- Your Divorce is Relatively Simple – While the collaborative process is well-suited to couples who have complex issues to resolve during the divorce process, it might not be worthwhile if your divorce is going to be relatively simple. If you and your spouse can resolve the issues in your divorce through private negotiation sessions and/or mediation, then you may not have a need for the collaborative process.
- You Have a Comprehensive Prenuptial (or Post-Nuptial) Agreement – If you have a comprehensive prenuptial or post-nuptial agreement—and your agreement is legally enforceable—going through the collaborative process might not be necessary. When a prenuptial or post-nuptial agreement dictates the distribution of a couple’s property and specifies the amount of alimony (if any) to be paid, this can obviate the need for the collaborative process.
- You and Your Spouse Are At Odds – Finally, if you and your spouse are at odds with no hope of reconciliation, then even agreeing to pursue a collaborative divorce could prove to be too much. While it may still be worth exploring the possibility of using the collaborative process, it is important to know when it is time to move forward with a different option.
Contact Us for More Information
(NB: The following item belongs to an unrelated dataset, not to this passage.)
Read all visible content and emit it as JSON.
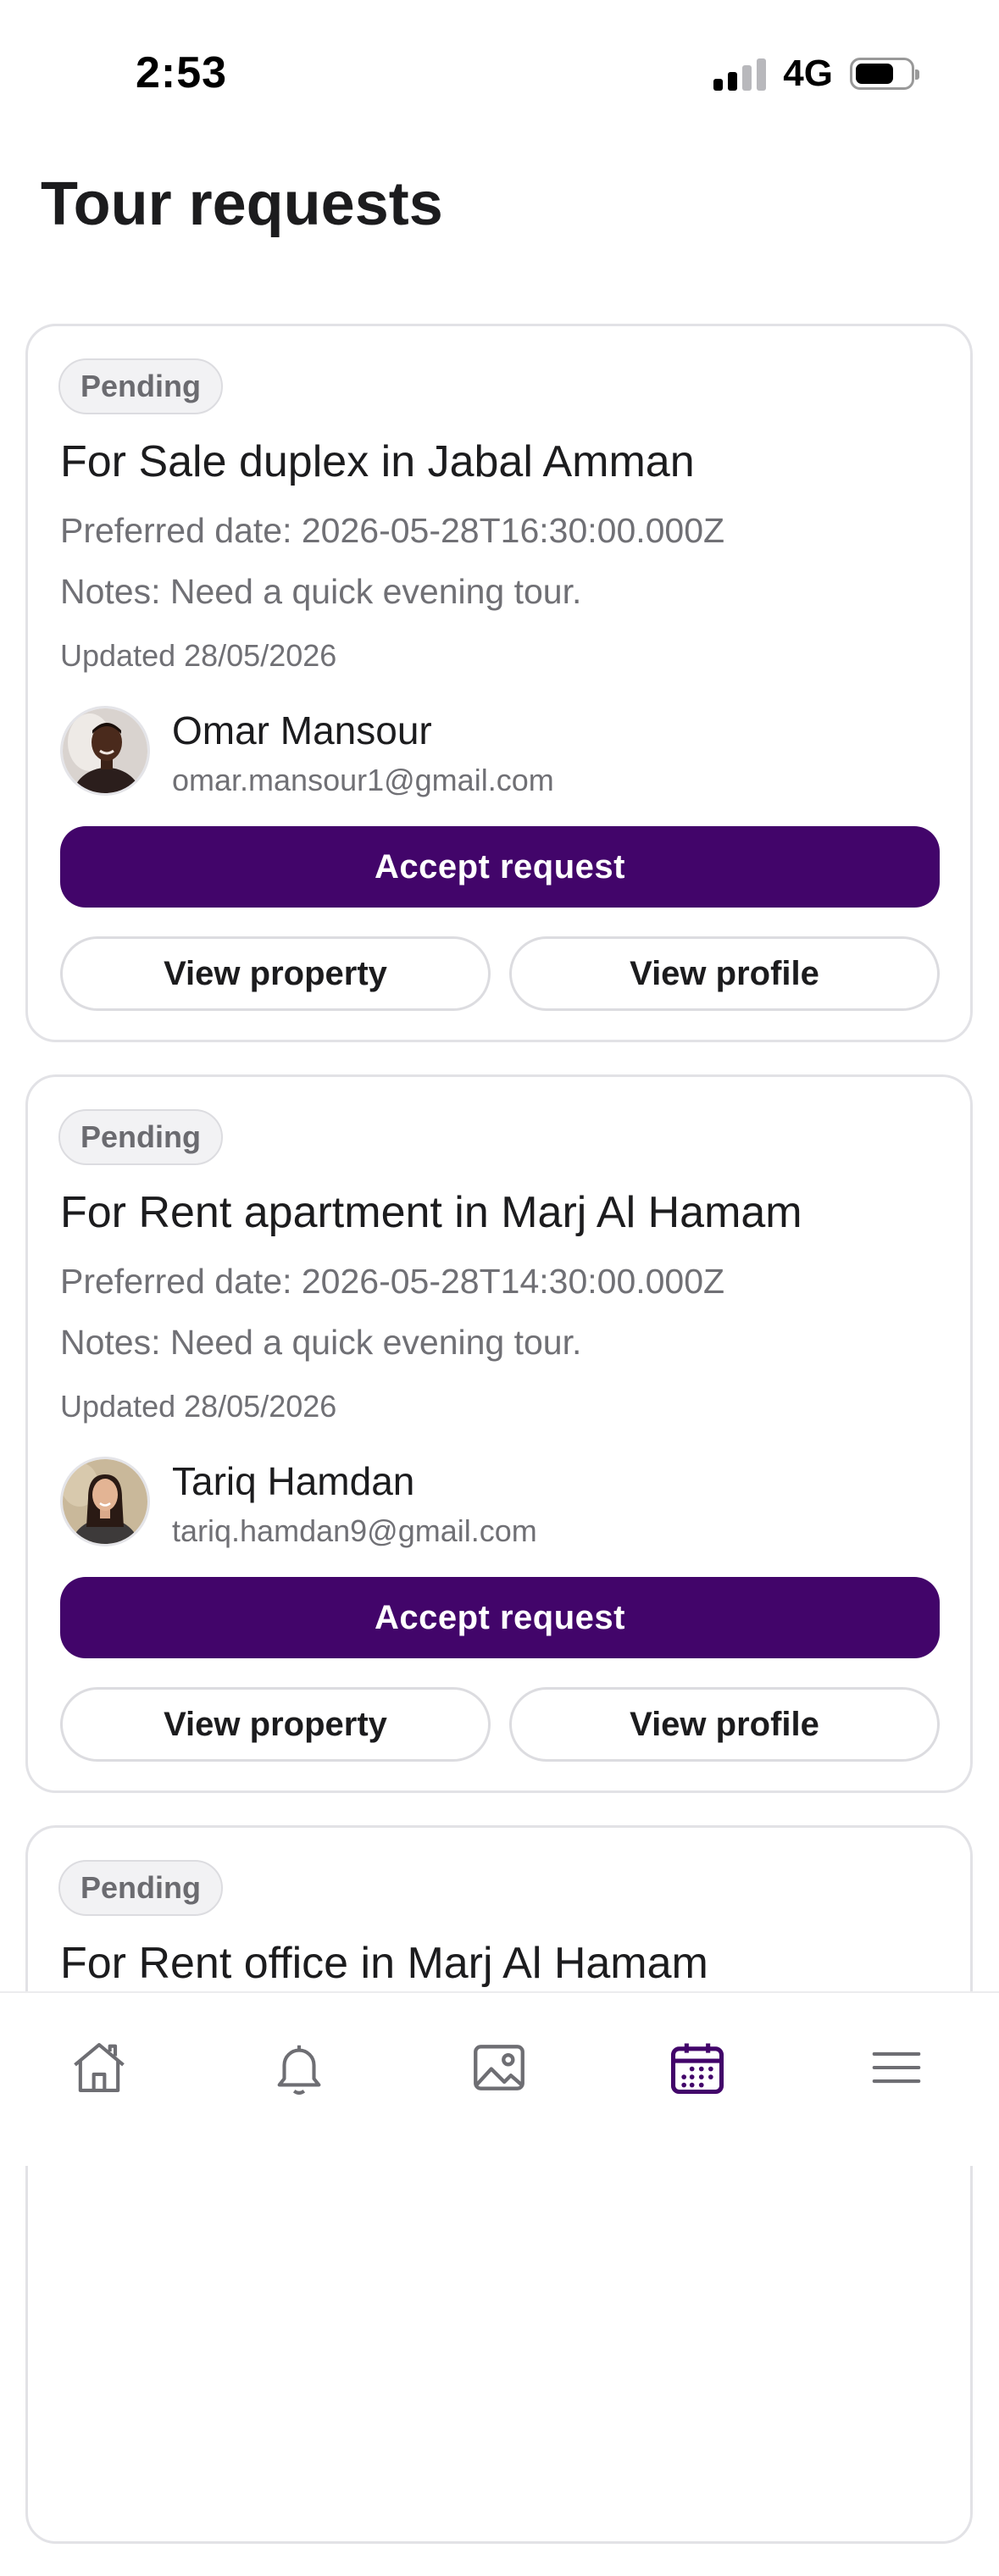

If you would like to know more about the collaborative divorce process in Texas, or if you are interested in pursuing a collaborative divorce, we invite you to contact us for a confidential initial consultation. To schedule an appointment with divorce attorney Christine K. Lincoln in Houston, TX, please call 281-970-9005 or tell us how we can help online today.Share This